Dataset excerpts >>

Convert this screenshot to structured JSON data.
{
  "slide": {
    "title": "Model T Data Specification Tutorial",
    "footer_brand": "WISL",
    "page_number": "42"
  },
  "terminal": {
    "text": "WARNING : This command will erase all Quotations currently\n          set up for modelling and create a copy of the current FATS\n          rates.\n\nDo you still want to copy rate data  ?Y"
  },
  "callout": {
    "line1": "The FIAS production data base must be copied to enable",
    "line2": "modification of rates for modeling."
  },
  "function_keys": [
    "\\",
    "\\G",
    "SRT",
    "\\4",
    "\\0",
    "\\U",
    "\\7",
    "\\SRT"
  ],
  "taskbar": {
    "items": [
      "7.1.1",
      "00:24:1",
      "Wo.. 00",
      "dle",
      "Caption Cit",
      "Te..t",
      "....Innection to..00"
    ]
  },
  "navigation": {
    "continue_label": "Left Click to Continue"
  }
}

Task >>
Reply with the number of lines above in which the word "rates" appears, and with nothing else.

Solution for this task >>
2